(Exercise): Would you extract the whole listing below and retype it exactly?

*** Begin section ***

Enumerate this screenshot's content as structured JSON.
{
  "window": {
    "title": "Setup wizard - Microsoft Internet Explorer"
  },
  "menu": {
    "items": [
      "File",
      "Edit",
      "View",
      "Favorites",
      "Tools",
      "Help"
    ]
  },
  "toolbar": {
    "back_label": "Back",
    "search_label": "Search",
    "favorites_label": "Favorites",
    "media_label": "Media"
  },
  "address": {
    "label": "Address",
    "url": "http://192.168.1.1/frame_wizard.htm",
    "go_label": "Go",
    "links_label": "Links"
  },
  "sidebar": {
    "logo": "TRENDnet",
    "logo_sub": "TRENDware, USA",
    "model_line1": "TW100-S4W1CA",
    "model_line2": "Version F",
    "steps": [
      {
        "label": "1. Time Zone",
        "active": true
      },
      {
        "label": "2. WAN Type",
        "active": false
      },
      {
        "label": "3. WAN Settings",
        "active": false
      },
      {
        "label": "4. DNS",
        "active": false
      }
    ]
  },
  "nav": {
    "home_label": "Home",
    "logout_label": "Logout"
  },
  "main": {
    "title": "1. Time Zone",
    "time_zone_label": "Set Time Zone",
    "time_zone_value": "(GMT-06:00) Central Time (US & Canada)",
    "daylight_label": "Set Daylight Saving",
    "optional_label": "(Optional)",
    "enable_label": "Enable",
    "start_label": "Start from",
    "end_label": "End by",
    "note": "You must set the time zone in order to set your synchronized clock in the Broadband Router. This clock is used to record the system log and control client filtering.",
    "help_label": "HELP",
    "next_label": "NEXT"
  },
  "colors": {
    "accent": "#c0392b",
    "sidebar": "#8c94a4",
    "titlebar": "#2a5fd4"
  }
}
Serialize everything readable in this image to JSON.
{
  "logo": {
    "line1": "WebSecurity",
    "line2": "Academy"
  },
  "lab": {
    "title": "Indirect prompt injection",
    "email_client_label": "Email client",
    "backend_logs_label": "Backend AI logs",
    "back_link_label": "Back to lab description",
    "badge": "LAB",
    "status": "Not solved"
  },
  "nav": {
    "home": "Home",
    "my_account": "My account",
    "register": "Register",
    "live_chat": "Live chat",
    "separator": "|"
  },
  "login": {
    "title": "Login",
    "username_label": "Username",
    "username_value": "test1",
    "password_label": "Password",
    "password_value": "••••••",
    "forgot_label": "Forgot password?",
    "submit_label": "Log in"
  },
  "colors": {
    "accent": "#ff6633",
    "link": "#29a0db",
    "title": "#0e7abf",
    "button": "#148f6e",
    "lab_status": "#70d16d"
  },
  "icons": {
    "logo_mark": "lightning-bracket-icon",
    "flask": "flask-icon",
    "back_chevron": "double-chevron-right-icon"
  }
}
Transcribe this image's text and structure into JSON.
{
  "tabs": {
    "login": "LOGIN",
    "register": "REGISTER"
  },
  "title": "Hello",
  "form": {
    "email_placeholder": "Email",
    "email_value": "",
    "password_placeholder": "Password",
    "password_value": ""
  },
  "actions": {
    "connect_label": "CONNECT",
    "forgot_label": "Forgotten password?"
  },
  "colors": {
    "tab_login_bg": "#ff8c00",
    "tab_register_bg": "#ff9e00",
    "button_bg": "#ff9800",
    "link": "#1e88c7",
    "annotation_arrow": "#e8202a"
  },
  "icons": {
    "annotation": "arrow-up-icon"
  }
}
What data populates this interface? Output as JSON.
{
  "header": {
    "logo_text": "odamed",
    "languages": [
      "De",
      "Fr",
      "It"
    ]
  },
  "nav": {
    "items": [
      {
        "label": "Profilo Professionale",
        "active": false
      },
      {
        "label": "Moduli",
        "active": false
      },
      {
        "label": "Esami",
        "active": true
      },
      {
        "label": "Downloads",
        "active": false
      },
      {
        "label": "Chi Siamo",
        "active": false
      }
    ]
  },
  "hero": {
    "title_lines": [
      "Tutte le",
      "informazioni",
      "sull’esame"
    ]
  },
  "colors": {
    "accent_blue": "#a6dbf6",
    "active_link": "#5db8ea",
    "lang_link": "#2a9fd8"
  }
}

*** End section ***

(Exercise result):
Enumerate this screenshot's content as structured JSON.
{
  "window": {
    "title": "Setup wizard - Microsoft Internet Explorer"
  },
  "menu": {
    "items": [
      "File",
      "Edit",
      "View",
      "Favorites",
      "Tools",
      "Help"
    ]
  },
  "toolbar": {
    "back_label": "Back",
    "search_label": "Search",
    "favorites_label": "Favorites",
    "media_label": "Media"
  },
  "address": {
    "label": "Address",
    "url": "http://192.168.1.1/frame_wizard.htm",
    "go_label": "Go",
    "links_label": "Links"
  },
  "sidebar": {
    "logo": "TRENDnet",
    "logo_sub": "TRENDware, USA",
    "model_line1": "TW100-S4W1CA",
    "model_line2": "Version F",
    "steps": [
      {
        "label": "1. Time Zone",
        "active": true
      },
      {
        "label": "2. WAN Type",
        "active": false
      },
      {
        "label": "3. WAN Settings",
        "active": false
      },
      {
        "label": "4. DNS",
        "active": false
      }
    ]
  },
  "nav": {
    "home_label": "Home",
    "logout_label": "Logout"
  },
  "main": {
    "title": "1. Time Zone",
    "time_zone_label": "Set Time Zone",
    "time_zone_value": "(GMT-06:00) Central Time (US & Canada)",
    "daylight_label": "Set Daylight Saving",
    "optional_label": "(Optional)",
    "enable_label": "Enable",
    "start_label": "Start from",
    "end_label": "End by",
    "note": "You must set the time zone in order to set your synchronized clock in the Broadband Router. This clock is used to record the system log and control client filtering.",
    "help_label": "HELP",
    "next_label": "NEXT"
  },
  "colors": {
    "accent": "#c0392b",
    "sidebar": "#8c94a4",
    "titlebar": "#2a5fd4"
  }
}
Serialize everything readable in this image to JSON.
{
  "logo": {
    "line1": "WebSecurity",
    "line2": "Academy"
  },
  "lab": {
    "title": "Indirect prompt injection",
    "email_client_label": "Email client",
    "backend_logs_label": "Backend AI logs",
    "back_link_label": "Back to lab description",
    "badge": "LAB",
    "status": "Not solved"
  },
  "nav": {
    "home": "Home",
    "my_account": "My account",
    "register": "Register",
    "live_chat": "Live chat",
    "separator": "|"
  },
  "login": {
    "title": "Login",
    "username_label": "Username",
    "username_value": "test1",
    "password_label": "Password",
    "password_value": "••••••",
    "forgot_label": "Forgot password?",
    "submit_label": "Log in"
  },
  "colors": {
    "accent": "#ff6633",
    "link": "#29a0db",
    "title": "#0e7abf",
    "button": "#148f6e",
    "lab_status": "#70d16d"
  },
  "icons": {
    "logo_mark": "lightning-bracket-icon",
    "flask": "flask-icon",
    "back_chevron": "double-chevron-right-icon"
  }
}
Transcribe this image's text and structure into JSON.
{
  "tabs": {
    "login": "LOGIN",
    "register": "REGISTER"
  },
  "title": "Hello",
  "form": {
    "email_placeholder": "Email",
    "email_value": "",
    "password_placeholder": "Password",
    "password_value": ""
  },
  "actions": {
    "connect_label": "CONNECT",
    "forgot_label": "Forgotten password?"
  },
  "colors": {
    "tab_login_bg": "#ff8c00",
    "tab_register_bg": "#ff9e00",
    "button_bg": "#ff9800",
    "link": "#1e88c7",
    "annotation_arrow": "#e8202a"
  },
  "icons": {
    "annotation": "arrow-up-icon"
  }
}
What data populates this interface? Output as JSON.
{
  "header": {
    "logo_text": "odamed",
    "languages": [
      "De",
      "Fr",
      "It"
    ]
  },
  "nav": {
    "items": [
      {
        "label": "Profilo Professionale",
        "active": false
      },
      {
        "label": "Moduli",
        "active": false
      },
      {
        "label": "Esami",
        "active": true
      },
      {
        "label": "Downloads",
        "active": false
      },
      {
        "label": "Chi Siamo",
        "active": false
      }
    ]
  },
  "hero": {
    "title_lines": [
      "Tutte le",
      "informazioni",
      "sull’esame"
    ]
  },
  "colors": {
    "accent_blue": "#a6dbf6",
    "active_link": "#5db8ea",
    "lang_link": "#2a9fd8"
  }
}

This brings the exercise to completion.